-- DATA EXCERPTS follows --
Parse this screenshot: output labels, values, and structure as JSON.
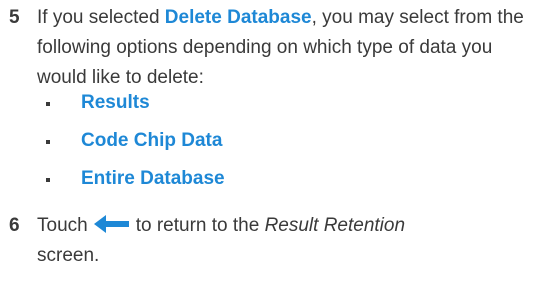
{
  "step5": {
    "number": "5",
    "intro": "If you selected ",
    "highlight": "Delete Database",
    "rest": ", you may select from the following options depending on which type of data you would like to delete:",
    "options": [
      "Results",
      "Code Chip Data",
      "Entire Database"
    ]
  },
  "step6": {
    "number": "6",
    "pre": "Touch",
    "icon": "back-arrow-icon",
    "mid": "to return to the ",
    "screen_name": "Result Retention",
    "post": "screen."
  },
  "colors": {
    "accent": "#1e88d6",
    "text": "#3a3a3a"
  }
}
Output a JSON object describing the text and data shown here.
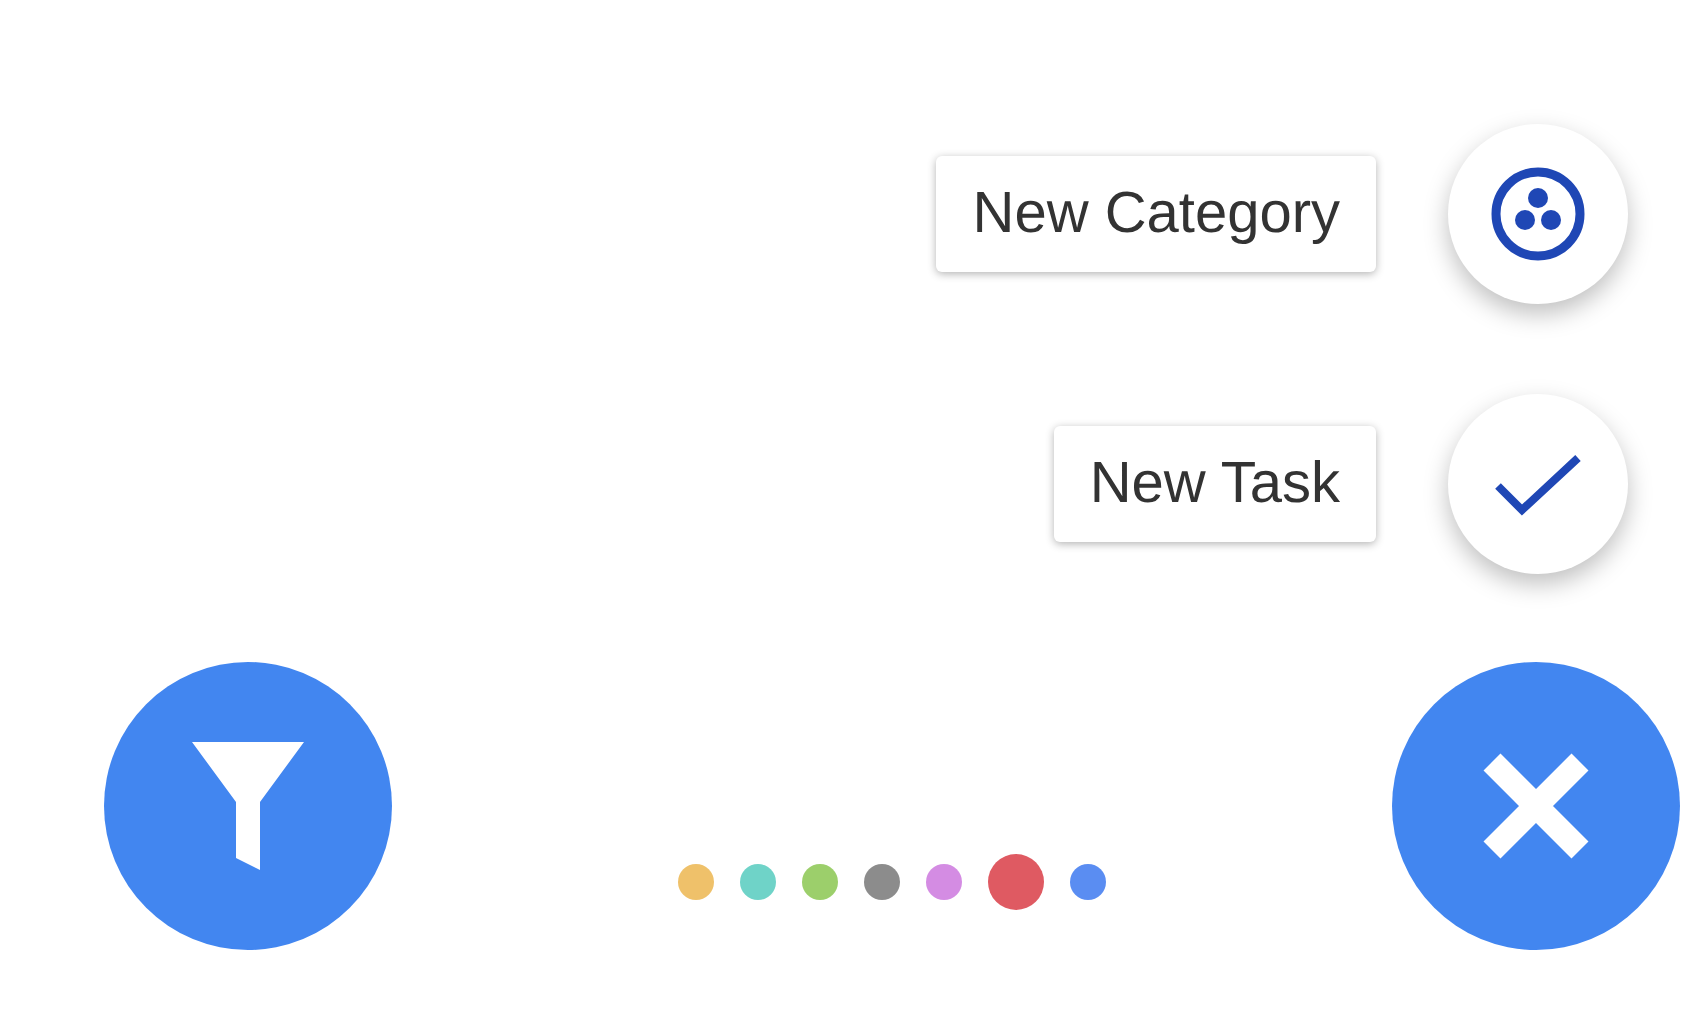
{
  "actions": [
    {
      "label": "New Category",
      "kind": "category"
    },
    {
      "label": "New Task",
      "kind": "task"
    }
  ],
  "filter_button": {
    "kind": "filter"
  },
  "color_dots": [
    {
      "color": "#efc16a",
      "selected": false
    },
    {
      "color": "#6fd3c8",
      "selected": false
    },
    {
      "color": "#9ccf6b",
      "selected": false
    },
    {
      "color": "#8c8c8c",
      "selected": false
    },
    {
      "color": "#d48ce3",
      "selected": false
    },
    {
      "color": "#df5a62",
      "selected": true
    },
    {
      "color": "#5a8df2",
      "selected": false
    }
  ],
  "main_button": {
    "expanded": true
  }
}
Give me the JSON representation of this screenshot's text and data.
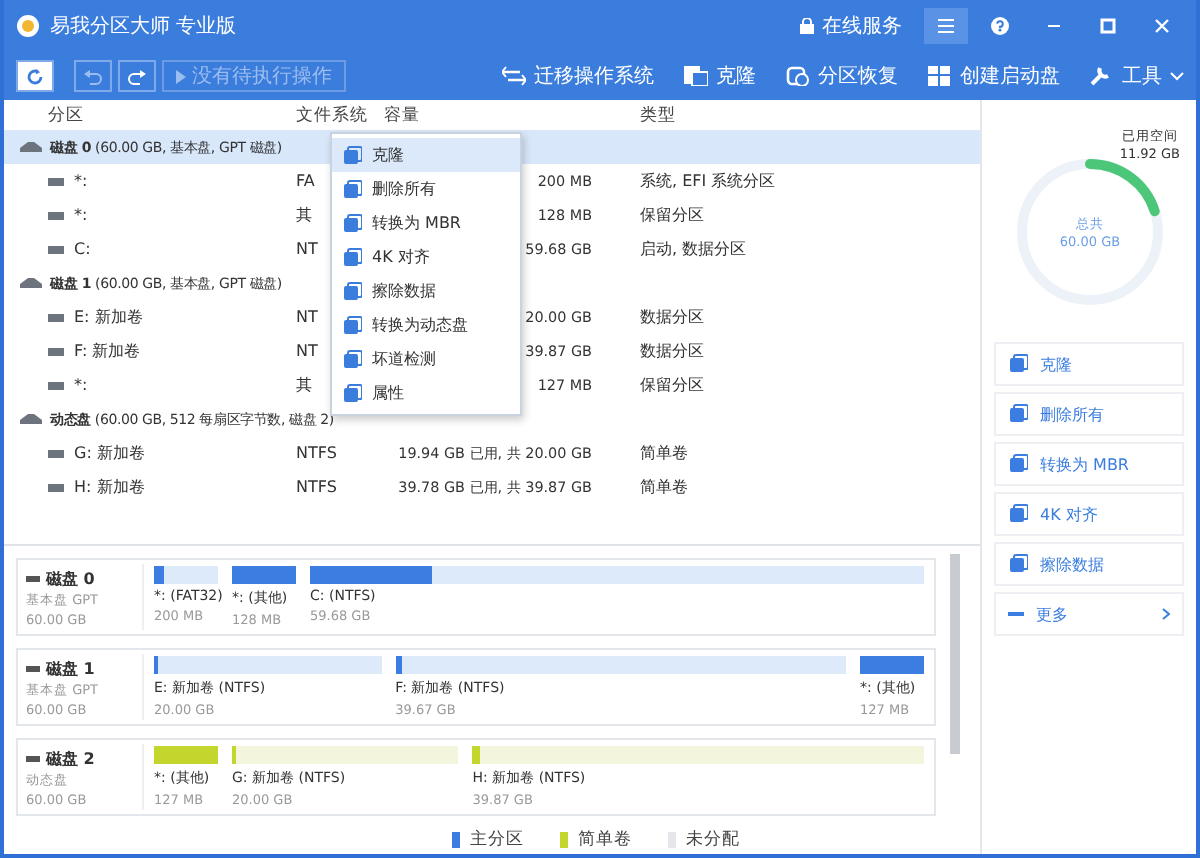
{
  "window": {
    "title": "易我分区大师 专业版"
  },
  "title_bar": {
    "service": "在线服务"
  },
  "toolbar": {
    "pending": "没有待执行操作",
    "actions": [
      {
        "label": "迁移操作系统"
      },
      {
        "label": "克隆"
      },
      {
        "label": "分区恢复"
      },
      {
        "label": "创建启动盘"
      },
      {
        "label": "工具"
      }
    ]
  },
  "table": {
    "columns": [
      "分区",
      "文件系统",
      "容量",
      "类型"
    ],
    "rows": [
      {
        "kind": "disk",
        "name": "**磁盘 0** (60.00 GB, 基本盘, GPT 磁盘)",
        "selected": true
      },
      {
        "kind": "partition",
        "name": "*:",
        "fs": "FA",
        "capacity": "200 MB",
        "type": "系统, EFI 系统分区"
      },
      {
        "kind": "partition",
        "name": "*:",
        "fs": "其",
        "capacity": "128 MB",
        "type": "保留分区"
      },
      {
        "kind": "partition",
        "name": "C:",
        "fs": "NT",
        "capacity": "59.68 GB",
        "type": "启动, 数据分区"
      },
      {
        "kind": "disk",
        "name": "**磁盘 1** (60.00 GB, 基本盘, GPT 磁盘)",
        "selected": false
      },
      {
        "kind": "partition",
        "name": "E: 新加卷",
        "fs": "NT",
        "capacity": "20.00 GB",
        "type": "数据分区"
      },
      {
        "kind": "partition",
        "name": "F: 新加卷",
        "fs": "NT",
        "capacity": "39.87 GB",
        "type": "数据分区"
      },
      {
        "kind": "partition",
        "name": "*:",
        "fs": "其",
        "capacity": "127 MB",
        "type": "保留分区"
      },
      {
        "kind": "disk",
        "name": "**动态盘** (60.00 GB, 512 每扇区字节数, 磁盘 2)",
        "selected": false
      },
      {
        "kind": "partition",
        "name": "G: 新加卷",
        "fs": "NTFS",
        "capacity": "19.94 GB 已用, 共 20.00 GB",
        "type": "简单卷"
      },
      {
        "kind": "partition",
        "name": "H: 新加卷",
        "fs": "NTFS",
        "capacity": "39.78 GB 已用, 共 39.87 GB",
        "type": "简单卷"
      }
    ]
  },
  "context_menu": {
    "items": [
      {
        "label": "克隆",
        "selected": true
      },
      {
        "label": "删除所有",
        "selected": false
      },
      {
        "label": "转换为 MBR",
        "selected": false
      },
      {
        "label": "4K 对齐",
        "selected": false
      },
      {
        "label": "擦除数据",
        "selected": false
      },
      {
        "label": "转换为动态盘",
        "selected": false
      },
      {
        "label": "坏道检测",
        "selected": false
      },
      {
        "label": "属性",
        "selected": false
      }
    ]
  },
  "usage": {
    "used_label": "已用空间",
    "used": "11.92 GB",
    "total_label": "总共",
    "total": "60.00 GB",
    "level": 0.2
  },
  "actions": [
    {
      "label": "克隆",
      "kind": "action"
    },
    {
      "label": "删除所有",
      "kind": "action"
    },
    {
      "label": "转换为 MBR",
      "kind": "action"
    },
    {
      "label": "4K 对齐",
      "kind": "action"
    },
    {
      "label": "擦除数据",
      "kind": "action"
    },
    {
      "label": "更多",
      "kind": "more"
    }
  ],
  "disk_map": {
    "disks": [
      {
        "name": "磁盘 0",
        "type": "基本盘 GPT",
        "size": "60.00 GB",
        "partitions": [
          {
            "label": "*: (FAT32)",
            "size": "200 MB",
            "kind": "primary",
            "level": 0.15
          },
          {
            "label": "*: (其他)",
            "size": "128 MB",
            "kind": "primary",
            "level": 1
          },
          {
            "label": "C: (NTFS)",
            "size": "59.68 GB",
            "kind": "primary",
            "level": 0.2
          }
        ]
      },
      {
        "name": "磁盘 1",
        "type": "基本盘 GPT",
        "size": "60.00 GB",
        "partitions": [
          {
            "label": "E: 新加卷 (NTFS)",
            "size": "20.00 GB",
            "kind": "primary",
            "level": 0.01
          },
          {
            "label": "F: 新加卷 (NTFS)",
            "size": "39.67 GB",
            "kind": "primary",
            "level": 0.01
          },
          {
            "label": "*: (其他)",
            "size": "127 MB",
            "kind": "primary",
            "level": 1
          }
        ]
      },
      {
        "name": "磁盘 2",
        "type": "动态盘",
        "size": "60.00 GB",
        "partitions": [
          {
            "label": "*: (其他)",
            "size": "127 MB",
            "kind": "simple",
            "level": 1
          },
          {
            "label": "G: 新加卷 (NTFS)",
            "size": "20.00 GB",
            "kind": "simple",
            "level": 0.01
          },
          {
            "label": "H: 新加卷 (NTFS)",
            "size": "39.87 GB",
            "kind": "simple",
            "level": 0.01
          }
        ]
      }
    ]
  },
  "legend": [
    {
      "label": "主分区",
      "color": "#3b7de0"
    },
    {
      "label": "简单卷",
      "color": "#c2d62e"
    },
    {
      "label": "未分配",
      "color": "#e4e6ea"
    }
  ]
}
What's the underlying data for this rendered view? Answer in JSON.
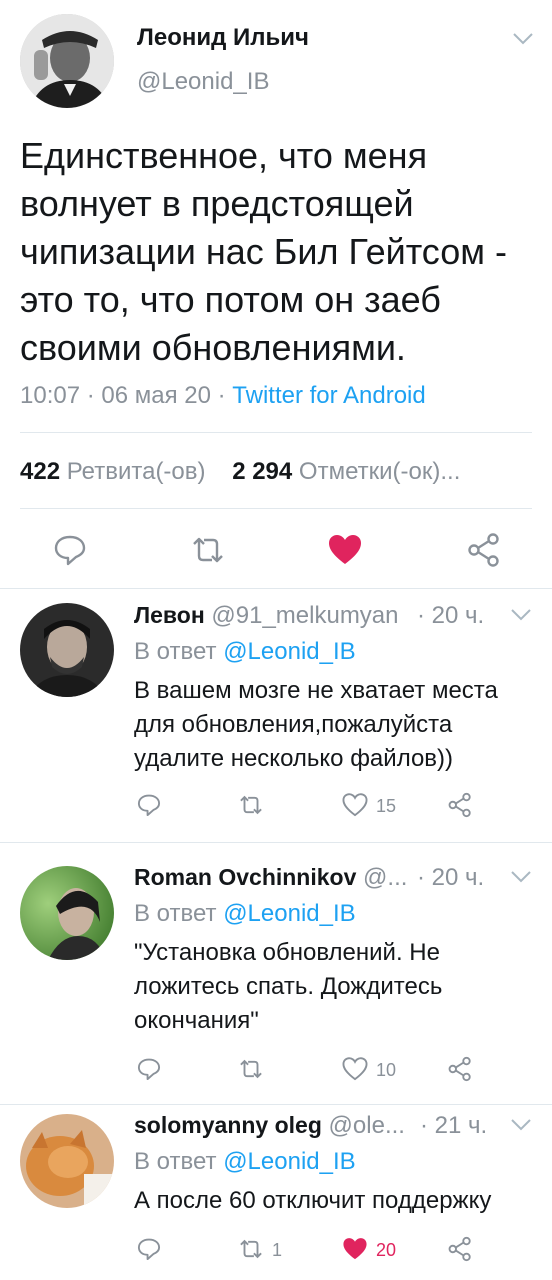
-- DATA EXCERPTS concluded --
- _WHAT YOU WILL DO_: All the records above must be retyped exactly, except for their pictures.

- _RESULT OF THIS TASK_:
Parse this screenshot: output labels, values, and structure as JSON.
{
  "step5": {
    "number": "5",
    "intro": "If you selected ",
    "highlight": "Delete Database",
    "rest": ", you may select from the following options depending on which type of data you would like to delete:",
    "options": [
      "Results",
      "Code Chip Data",
      "Entire Database"
    ]
  },
  "step6": {
    "number": "6",
    "pre": "Touch",
    "icon": "back-arrow-icon",
    "mid": "to return to the ",
    "screen_name": "Result Retention",
    "post": "screen."
  },
  "colors": {
    "accent": "#1e88d6",
    "text": "#3a3a3a"
  }
}
Output a JSON object describing the text and data shown here.
{
  "actions": [
    {
      "label": "New Category",
      "kind": "category"
    },
    {
      "label": "New Task",
      "kind": "task"
    }
  ],
  "filter_button": {
    "kind": "filter"
  },
  "color_dots": [
    {
      "color": "#efc16a",
      "selected": false
    },
    {
      "color": "#6fd3c8",
      "selected": false
    },
    {
      "color": "#9ccf6b",
      "selected": false
    },
    {
      "color": "#8c8c8c",
      "selected": false
    },
    {
      "color": "#d48ce3",
      "selected": false
    },
    {
      "color": "#df5a62",
      "selected": true
    },
    {
      "color": "#5a8df2",
      "selected": false
    }
  ],
  "main_button": {
    "expanded": true
  }
}
Give me the JSON representation of this screenshot's text and data.
{
  "window": {
    "title": "易我分区大师 专业版"
  },
  "title_bar": {
    "service": "在线服务"
  },
  "toolbar": {
    "pending": "没有待执行操作",
    "actions": [
      {
        "label": "迁移操作系统"
      },
      {
        "label": "克隆"
      },
      {
        "label": "分区恢复"
      },
      {
        "label": "创建启动盘"
      },
      {
        "label": "工具"
      }
    ]
  },
  "table": {
    "columns": [
      "分区",
      "文件系统",
      "容量",
      "类型"
    ],
    "rows": [
      {
        "kind": "disk",
        "name": "**磁盘 0** (60.00 GB, 基本盘, GPT 磁盘)",
        "selected": true
      },
      {
        "kind": "partition",
        "name": "*:",
        "fs": "FA",
        "capacity": "200 MB",
        "type": "系统, EFI 系统分区"
      },
      {
        "kind": "partition",
        "name": "*:",
        "fs": "其",
        "capacity": "128 MB",
        "type": "保留分区"
      },
      {
        "kind": "partition",
        "name": "C:",
        "fs": "NT",
        "capacity": "59.68 GB",
        "type": "启动, 数据分区"
      },
      {
        "kind": "disk",
        "name": "**磁盘 1** (60.00 GB, 基本盘, GPT 磁盘)",
        "selected": false
      },
      {
        "kind": "partition",
        "name": "E: 新加卷",
        "fs": "NT",
        "capacity": "20.00 GB",
        "type": "数据分区"
      },
      {
        "kind": "partition",
        "name": "F: 新加卷",
        "fs": "NT",
        "capacity": "39.87 GB",
        "type": "数据分区"
      },
      {
        "kind": "partition",
        "name": "*:",
        "fs": "其",
        "capacity": "127 MB",
        "type": "保留分区"
      },
      {
        "kind": "disk",
        "name": "**动态盘** (60.00 GB, 512 每扇区字节数, 磁盘 2)",
        "selected": false
      },
      {
        "kind": "partition",
        "name": "G: 新加卷",
        "fs": "NTFS",
        "capacity": "19.94 GB 已用, 共 20.00 GB",
        "type": "简单卷"
      },
      {
        "kind": "partition",
        "name": "H: 新加卷",
        "fs": "NTFS",
        "capacity": "39.78 GB 已用, 共 39.87 GB",
        "type": "简单卷"
      }
    ]
  },
  "context_menu": {
    "items": [
      {
        "label": "克隆",
        "selected": true
      },
      {
        "label": "删除所有",
        "selected": false
      },
      {
        "label": "转换为 MBR",
        "selected": false
      },
      {
        "label": "4K 对齐",
        "selected": false
      },
      {
        "label": "擦除数据",
        "selected": false
      },
      {
        "label": "转换为动态盘",
        "selected": false
      },
      {
        "label": "坏道检测",
        "selected": false
      },
      {
        "label": "属性",
        "selected": false
      }
    ]
  },
  "usage": {
    "used_label": "已用空间",
    "used": "11.92 GB",
    "total_label": "总共",
    "total": "60.00 GB",
    "level": 0.2
  },
  "actions": [
    {
      "label": "克隆",
      "kind": "action"
    },
    {
      "label": "删除所有",
      "kind": "action"
    },
    {
      "label": "转换为 MBR",
      "kind": "action"
    },
    {
      "label": "4K 对齐",
      "kind": "action"
    },
    {
      "label": "擦除数据",
      "kind": "action"
    },
    {
      "label": "更多",
      "kind": "more"
    }
  ],
  "disk_map": {
    "disks": [
      {
        "name": "磁盘 0",
        "type": "基本盘 GPT",
        "size": "60.00 GB",
        "partitions": [
          {
            "label": "*: (FAT32)",
            "size": "200 MB",
            "kind": "primary",
            "level": 0.15
          },
          {
            "label": "*: (其他)",
            "size": "128 MB",
            "kind": "primary",
            "level": 1
          },
          {
            "label": "C: (NTFS)",
            "size": "59.68 GB",
            "kind": "primary",
            "level": 0.2
          }
        ]
      },
      {
        "name": "磁盘 1",
        "type": "基本盘 GPT",
        "size": "60.00 GB",
        "partitions": [
          {
            "label": "E: 新加卷 (NTFS)",
            "size": "20.00 GB",
            "kind": "primary",
            "level": 0.01
          },
          {
            "label": "F: 新加卷 (NTFS)",
            "size": "39.67 GB",
            "kind": "primary",
            "level": 0.01
          },
          {
            "label": "*: (其他)",
            "size": "127 MB",
            "kind": "primary",
            "level": 1
          }
        ]
      },
      {
        "name": "磁盘 2",
        "type": "动态盘",
        "size": "60.00 GB",
        "partitions": [
          {
            "label": "*: (其他)",
            "size": "127 MB",
            "kind": "simple",
            "level": 1
          },
          {
            "label": "G: 新加卷 (NTFS)",
            "size": "20.00 GB",
            "kind": "simple",
            "level": 0.01
          },
          {
            "label": "H: 新加卷 (NTFS)",
            "size": "39.87 GB",
            "kind": "simple",
            "level": 0.01
          }
        ]
      }
    ]
  },
  "legend": [
    {
      "label": "主分区",
      "color": "#3b7de0"
    },
    {
      "label": "简单卷",
      "color": "#c2d62e"
    },
    {
      "label": "未分配",
      "color": "#e4e6ea"
    }
  ]
}
What's the underlying data for this rendered view? Answer in JSON.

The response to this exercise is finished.